The gene therapy researcher who oversaw the medical experiment that killed a Tucson teenager in September acknowledged yesterday that he treated the young man even though Jesse Gelsinger's blood tests were "slightly" abnormal.
However, he said, he "felt comfortable with the decision" to proceed with the infusion of gene-altered viruses because he believed that Gelsinger's condition had been stabilized with medicines given the night before.
Food and Drug Administration officials have said that decision was one of several serious lapses uncovered in an ongoing federal investigation of the University of Pennsylvania study, which was testing the safety of a new genetic treatment for a rare inherited liver condition.
Agency officials reiterated that position during a news conference yesterday following a special gene therapy meeting at the National Institutes of Health in Bethesda.
The researcher, James M. Wilson, who was attending the meeting, then read a brief, prepared statement that provided his justification for treating Gelsinger.
Wilson said that Gelsinger's blood ammonia levels--a measure of liver vitality--had been within an acceptable range when the teenager was first enrolled in the study. He said it was his understanding that this was the time the FDA rules applied to. In the days preceding the treatment, those levels rose to a level higher than the maximum allowable under rules agreed to in advance by the researchers and the FDA. Gelsinger was given conventional medicines the night before he was infused with the viruses.
It remained unclear yesterday whether the medicines he received the night before the experiment successfully lowered his ammonia levels, and Wilson refused to answer questions.
The FDA yesterday also said that four volunteers--more than previously reported--had experienced serious "Grade 3" toxic reactions before Gelsinger was enrolled, but the researchers alerted the agency only to the first two.
Wilson said he had provided all patient data to the agency, but the FDA countered that the researchers had neither specifically flagged the worrisome results nor halted the study as required.
Also yesterday, NIH officials said that the Penn researchers had not reported those serious side effects to the NIH Office of Biotechnology Activities, as required.

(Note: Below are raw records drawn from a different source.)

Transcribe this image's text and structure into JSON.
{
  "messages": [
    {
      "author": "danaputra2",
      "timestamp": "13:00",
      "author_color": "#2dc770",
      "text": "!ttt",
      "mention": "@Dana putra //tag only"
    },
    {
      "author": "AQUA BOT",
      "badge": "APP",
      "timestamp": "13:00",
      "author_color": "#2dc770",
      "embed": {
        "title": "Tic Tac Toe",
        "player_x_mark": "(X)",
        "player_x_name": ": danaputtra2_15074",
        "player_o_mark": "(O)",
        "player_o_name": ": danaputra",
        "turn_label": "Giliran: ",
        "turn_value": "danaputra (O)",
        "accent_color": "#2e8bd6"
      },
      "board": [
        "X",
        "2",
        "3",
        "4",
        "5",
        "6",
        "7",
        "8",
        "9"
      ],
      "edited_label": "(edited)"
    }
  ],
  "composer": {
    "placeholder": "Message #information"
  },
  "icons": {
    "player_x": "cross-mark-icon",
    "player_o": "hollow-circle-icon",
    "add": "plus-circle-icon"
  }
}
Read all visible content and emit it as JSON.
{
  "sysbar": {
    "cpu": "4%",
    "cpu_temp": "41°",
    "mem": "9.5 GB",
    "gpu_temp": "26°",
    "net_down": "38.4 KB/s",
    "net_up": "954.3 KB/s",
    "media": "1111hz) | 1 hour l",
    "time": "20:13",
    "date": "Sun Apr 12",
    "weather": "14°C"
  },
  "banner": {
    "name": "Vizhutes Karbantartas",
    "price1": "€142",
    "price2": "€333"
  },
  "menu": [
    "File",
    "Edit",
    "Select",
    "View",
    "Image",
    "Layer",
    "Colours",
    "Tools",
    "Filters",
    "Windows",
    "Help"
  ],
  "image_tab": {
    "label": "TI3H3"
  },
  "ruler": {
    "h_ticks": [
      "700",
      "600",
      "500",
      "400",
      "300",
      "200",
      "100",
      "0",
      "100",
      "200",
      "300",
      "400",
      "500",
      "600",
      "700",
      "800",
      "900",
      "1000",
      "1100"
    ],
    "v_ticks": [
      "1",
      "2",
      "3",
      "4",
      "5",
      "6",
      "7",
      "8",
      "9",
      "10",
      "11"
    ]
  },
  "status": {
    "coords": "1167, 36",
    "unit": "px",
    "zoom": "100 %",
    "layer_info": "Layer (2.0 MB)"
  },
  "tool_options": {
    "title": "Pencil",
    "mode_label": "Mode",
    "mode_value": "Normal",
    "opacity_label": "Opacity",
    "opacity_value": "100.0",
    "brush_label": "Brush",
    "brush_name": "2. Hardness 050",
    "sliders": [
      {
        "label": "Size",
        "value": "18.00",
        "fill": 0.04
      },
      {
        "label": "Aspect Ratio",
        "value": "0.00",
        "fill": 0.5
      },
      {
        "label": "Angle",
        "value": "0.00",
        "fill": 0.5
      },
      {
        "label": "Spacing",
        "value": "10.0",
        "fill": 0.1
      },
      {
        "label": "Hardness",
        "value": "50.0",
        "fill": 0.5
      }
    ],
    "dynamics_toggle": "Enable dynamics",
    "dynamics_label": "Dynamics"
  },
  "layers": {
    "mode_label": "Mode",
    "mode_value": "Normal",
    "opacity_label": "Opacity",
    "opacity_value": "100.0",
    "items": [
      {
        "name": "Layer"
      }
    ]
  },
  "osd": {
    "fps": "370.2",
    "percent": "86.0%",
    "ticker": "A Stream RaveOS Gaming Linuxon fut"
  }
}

That oversight office's first notice of any problems in the NIH-funded study was a report from the researchers of Gelsinger's death.
In an impromptu presentation after the meeting, Gelsinger's father, Paul, defended Wilson. "I touched souls with this man," Gelsinger said. "There is nothing wrong with Wilson."
He blamed the FDA for failing to stop the experiment before his son's death.